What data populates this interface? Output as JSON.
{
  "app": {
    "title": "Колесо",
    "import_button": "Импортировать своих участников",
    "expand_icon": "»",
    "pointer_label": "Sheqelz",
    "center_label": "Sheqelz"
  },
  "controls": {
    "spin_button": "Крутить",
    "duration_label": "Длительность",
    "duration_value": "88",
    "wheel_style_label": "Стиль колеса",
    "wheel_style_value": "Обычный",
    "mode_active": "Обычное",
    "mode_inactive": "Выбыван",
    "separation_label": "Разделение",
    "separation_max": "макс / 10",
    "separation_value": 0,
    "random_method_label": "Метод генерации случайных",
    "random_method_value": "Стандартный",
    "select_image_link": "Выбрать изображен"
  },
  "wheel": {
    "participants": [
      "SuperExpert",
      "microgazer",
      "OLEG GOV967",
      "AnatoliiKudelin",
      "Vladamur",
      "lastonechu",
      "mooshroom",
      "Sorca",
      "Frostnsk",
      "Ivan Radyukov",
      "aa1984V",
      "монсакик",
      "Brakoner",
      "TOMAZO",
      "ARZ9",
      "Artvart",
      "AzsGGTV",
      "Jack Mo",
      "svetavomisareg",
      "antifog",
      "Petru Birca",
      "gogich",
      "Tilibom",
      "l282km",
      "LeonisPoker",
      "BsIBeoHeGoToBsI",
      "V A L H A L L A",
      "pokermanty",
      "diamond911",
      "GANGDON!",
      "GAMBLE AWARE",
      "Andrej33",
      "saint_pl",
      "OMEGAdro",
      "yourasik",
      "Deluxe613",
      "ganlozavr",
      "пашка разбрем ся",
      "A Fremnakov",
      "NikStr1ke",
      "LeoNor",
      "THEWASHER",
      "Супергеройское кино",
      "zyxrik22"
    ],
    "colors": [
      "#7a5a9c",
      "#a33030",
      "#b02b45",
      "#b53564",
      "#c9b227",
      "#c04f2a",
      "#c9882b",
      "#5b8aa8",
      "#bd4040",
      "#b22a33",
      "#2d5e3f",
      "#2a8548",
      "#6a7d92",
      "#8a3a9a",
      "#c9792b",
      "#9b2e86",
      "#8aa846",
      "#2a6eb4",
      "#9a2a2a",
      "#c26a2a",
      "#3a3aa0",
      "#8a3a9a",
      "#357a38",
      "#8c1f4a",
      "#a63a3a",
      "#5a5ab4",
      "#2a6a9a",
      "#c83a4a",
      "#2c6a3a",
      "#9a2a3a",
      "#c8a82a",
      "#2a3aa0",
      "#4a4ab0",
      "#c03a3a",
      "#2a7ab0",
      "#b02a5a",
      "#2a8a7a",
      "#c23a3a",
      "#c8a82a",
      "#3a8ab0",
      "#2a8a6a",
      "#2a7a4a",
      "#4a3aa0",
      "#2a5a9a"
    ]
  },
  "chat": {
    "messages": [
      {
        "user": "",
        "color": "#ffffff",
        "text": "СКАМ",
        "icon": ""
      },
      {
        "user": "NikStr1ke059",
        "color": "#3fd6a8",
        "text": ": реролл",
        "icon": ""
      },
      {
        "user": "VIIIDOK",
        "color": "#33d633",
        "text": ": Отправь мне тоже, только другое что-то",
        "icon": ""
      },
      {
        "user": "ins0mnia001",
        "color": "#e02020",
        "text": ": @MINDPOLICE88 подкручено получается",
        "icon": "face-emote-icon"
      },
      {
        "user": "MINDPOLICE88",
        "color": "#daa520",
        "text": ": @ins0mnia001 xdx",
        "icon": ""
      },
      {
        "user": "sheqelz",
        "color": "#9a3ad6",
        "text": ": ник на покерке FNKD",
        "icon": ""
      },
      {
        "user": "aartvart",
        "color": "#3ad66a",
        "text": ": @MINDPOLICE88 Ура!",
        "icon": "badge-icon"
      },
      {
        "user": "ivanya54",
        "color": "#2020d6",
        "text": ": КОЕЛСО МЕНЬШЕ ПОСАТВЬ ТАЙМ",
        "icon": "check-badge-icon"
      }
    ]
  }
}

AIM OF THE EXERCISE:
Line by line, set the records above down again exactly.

THE COMPLETED TASK:
What data populates this interface? Output as JSON.
{
  "app": {
    "title": "Колесо",
    "import_button": "Импортировать своих участников",
    "expand_icon": "»",
    "pointer_label": "Sheqelz",
    "center_label": "Sheqelz"
  },
  "controls": {
    "spin_button": "Крутить",
    "duration_label": "Длительность",
    "duration_value": "88",
    "wheel_style_label": "Стиль колеса",
    "wheel_style_value": "Обычный",
    "mode_active": "Обычное",
    "mode_inactive": "Выбыван",
    "separation_label": "Разделение",
    "separation_max": "макс / 10",
    "separation_value": 0,
    "random_method_label": "Метод генерации случайных",
    "random_method_value": "Стандартный",
    "select_image_link": "Выбрать изображен"
  },
  "wheel": {
    "participants": [
      "SuperExpert",
      "microgazer",
      "OLEG GOV967",
      "AnatoliiKudelin",
      "Vladamur",
      "lastonechu",
      "mooshroom",
      "Sorca",
      "Frostnsk",
      "Ivan Radyukov",
      "aa1984V",
      "монсакик",
      "Brakoner",
      "TOMAZO",
      "ARZ9",
      "Artvart",
      "AzsGGTV",
      "Jack Mo",
      "svetavomisareg",
      "antifog",
      "Petru Birca",
      "gogich",
      "Tilibom",
      "l282km",
      "LeonisPoker",
      "BsIBeoHeGoToBsI",
      "V A L H A L L A",
      "pokermanty",
      "diamond911",
      "GANGDON!",
      "GAMBLE AWARE",
      "Andrej33",
      "saint_pl",
      "OMEGAdro",
      "yourasik",
      "Deluxe613",
      "ganlozavr",
      "пашка разбрем ся",
      "A Fremnakov",
      "NikStr1ke",
      "LeoNor",
      "THEWASHER",
      "Супергеройское кино",
      "zyxrik22"
    ],
    "colors": [
      "#7a5a9c",
      "#a33030",
      "#b02b45",
      "#b53564",
      "#c9b227",
      "#c04f2a",
      "#c9882b",
      "#5b8aa8",
      "#bd4040",
      "#b22a33",
      "#2d5e3f",
      "#2a8548",
      "#6a7d92",
      "#8a3a9a",
      "#c9792b",
      "#9b2e86",
      "#8aa846",
      "#2a6eb4",
      "#9a2a2a",
      "#c26a2a",
      "#3a3aa0",
      "#8a3a9a",
      "#357a38",
      "#8c1f4a",
      "#a63a3a",
      "#5a5ab4",
      "#2a6a9a",
      "#c83a4a",
      "#2c6a3a",
      "#9a2a3a",
      "#c8a82a",
      "#2a3aa0",
      "#4a4ab0",
      "#c03a3a",
      "#2a7ab0",
      "#b02a5a",
      "#2a8a7a",
      "#c23a3a",
      "#c8a82a",
      "#3a8ab0",
      "#2a8a6a",
      "#2a7a4a",
      "#4a3aa0",
      "#2a5a9a"
    ]
  },
  "chat": {
    "messages": [
      {
        "user": "",
        "color": "#ffffff",
        "text": "СКАМ",
        "icon": ""
      },
      {
        "user": "NikStr1ke059",
        "color": "#3fd6a8",
        "text": ": реролл",
        "icon": ""
      },
      {
        "user": "VIIIDOK",
        "color": "#33d633",
        "text": ": Отправь мне тоже, только другое что-то",
        "icon": ""
      },
      {
        "user": "ins0mnia001",
        "color": "#e02020",
        "text": ": @MINDPOLICE88 подкручено получается",
        "icon": "face-emote-icon"
      },
      {
        "user": "MINDPOLICE88",
        "color": "#daa520",
        "text": ": @ins0mnia001 xdx",
        "icon": ""
      },
      {
        "user": "sheqelz",
        "color": "#9a3ad6",
        "text": ": ник на покерке FNKD",
        "icon": ""
      },
      {
        "user": "aartvart",
        "color": "#3ad66a",
        "text": ": @MINDPOLICE88 Ура!",
        "icon": "badge-icon"
      },
      {
        "user": "ivanya54",
        "color": "#2020d6",
        "text": ": КОЕЛСО МЕНЬШЕ ПОСАТВЬ ТАЙМ",
        "icon": "check-badge-icon"
      }
    ]
  }
}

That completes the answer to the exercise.